[EXERCISE BRIEF]: Scan the data. Collect each line that contains the word "ЗОНА".

Data about app and page elements:

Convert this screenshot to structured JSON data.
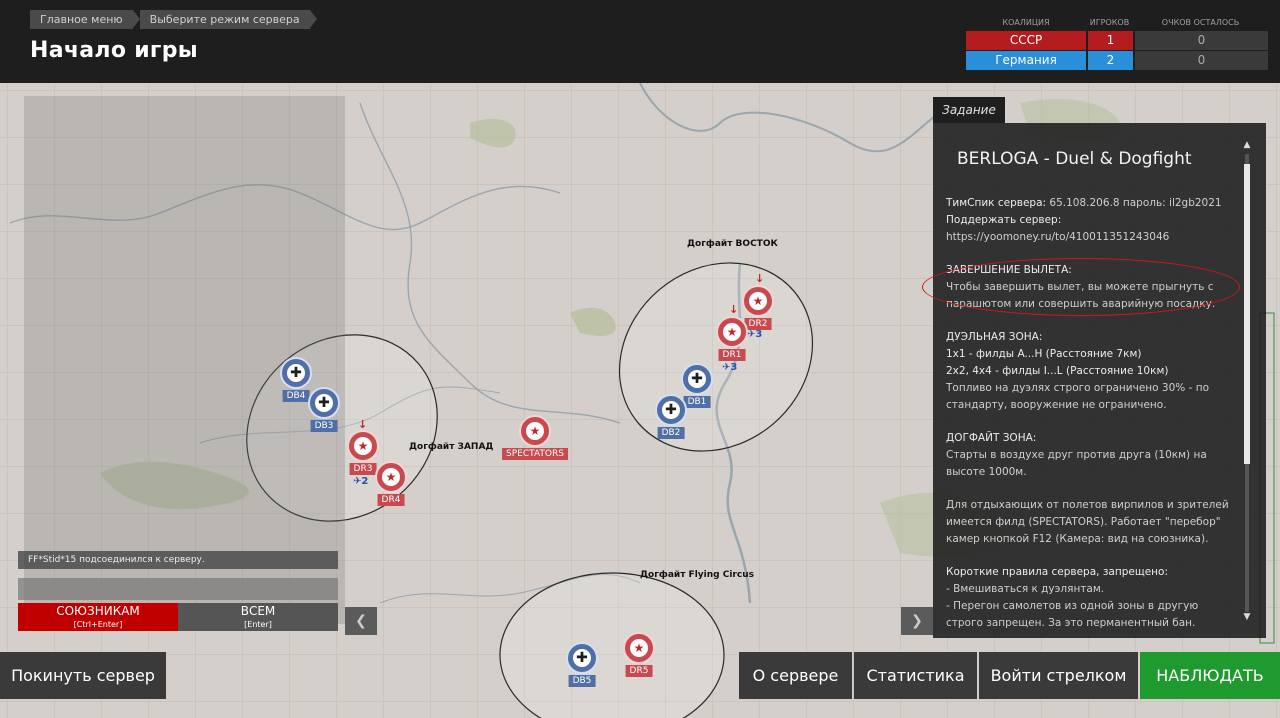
{
  "breadcrumb": [
    "Главное меню",
    "Выберите режим сервера"
  ],
  "page_title": "Начало игры",
  "scoreboard": {
    "headers": [
      "КОАЛИЦИЯ",
      "ИГРОКОВ",
      "ОЧКОВ ОСТАЛОСЬ"
    ],
    "rows": [
      {
        "name": "СССР",
        "players": "1",
        "points": "0",
        "color": "#b51c20"
      },
      {
        "name": "Германия",
        "players": "2",
        "points": "0",
        "color": "#2a8fd9"
      }
    ]
  },
  "map": {
    "zones": {
      "west": "Догфайт ЗАПАД",
      "east": "Догфайт ВОСТОК",
      "circus": "Догфайт Flying Circus"
    },
    "airfields": {
      "db4": "DB4",
      "db3": "DB3",
      "dr3": "DR3",
      "dr4": "DR4",
      "spectators": "SPECTATORS",
      "dr2": "DR2",
      "dr1": "DR1",
      "db1": "DB1",
      "db2": "DB2",
      "db5": "DB5",
      "dr5": "DR5"
    },
    "planes": {
      "west": "2",
      "east_dr2": "3",
      "east_dr1": "3"
    }
  },
  "chat": {
    "message": "FF*Stid*15 подсоединился к серверу.",
    "allies_button": "СОЮЗНИКАМ",
    "allies_hint": "[Ctrl+Enter]",
    "all_button": "ВСЕМ",
    "all_hint": "[Enter]"
  },
  "task": {
    "tab": "Задание",
    "title": "BERLOGA - Duel & Dogfight",
    "teamspeak_label": "ТимСпик сервера:",
    "teamspeak_value": "65.108.206.8 пароль: il2gb2021",
    "support_label": "Поддержать сервер:",
    "support_url": "https://yoomoney.ru/to/410011351243046",
    "finish_heading": "ЗАВЕРШЕНИЕ ВЫЛЕТА:",
    "finish_text": "Чтобы завершить вылет, вы можете прыгнуть с парашютом или совершить аварийную посадку.",
    "duel_heading": "ДУЭЛЬНАЯ ЗОНА:",
    "duel_line1": "1х1 - филды A...H (Расстояние 7км)",
    "duel_line2": "2х2, 4х4 - филды I...L (Расстояние 10км)",
    "duel_text": "Топливо на дуэлях строго ограничено 30% - по стандарту, вооружение не ограничено.",
    "dogfight_heading": "ДОГФАЙТ ЗОНА:",
    "dogfight_text": "Старты в воздухе друг против друга (10км) на высоте 1000м.",
    "rest_text": "Для отдыхающих от полетов вирпилов и зрителей имеется филд (SPECTATORS). Работает \"перебор\" камер кнопкой F12 (Камера: вид на союзника).",
    "rules_heading": "Короткие правила сервера, запрещено:",
    "rule1": " - Вмешиваться к дуэлянтам.",
    "rule2": " - Перегон самолетов из одной зоны в другую строго запрещен. За это перманентный бан."
  },
  "bottom": {
    "leave": "Покинуть сервер",
    "about": "О сервере",
    "stats": "Статистика",
    "gunner": "Войти стрелком",
    "observe": "НАБЛЮДАТЬ"
  },
  "colors": {
    "observe": "#1e9a2e",
    "allies": "#c00000",
    "all": "#555555"
  }
}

[RESULT OF THE EXERCISE]:
    "duel_heading": "ДУЭЛЬНАЯ ЗОНА:",
    "dogfight_heading": "ДОГФАЙТ ЗОНА:",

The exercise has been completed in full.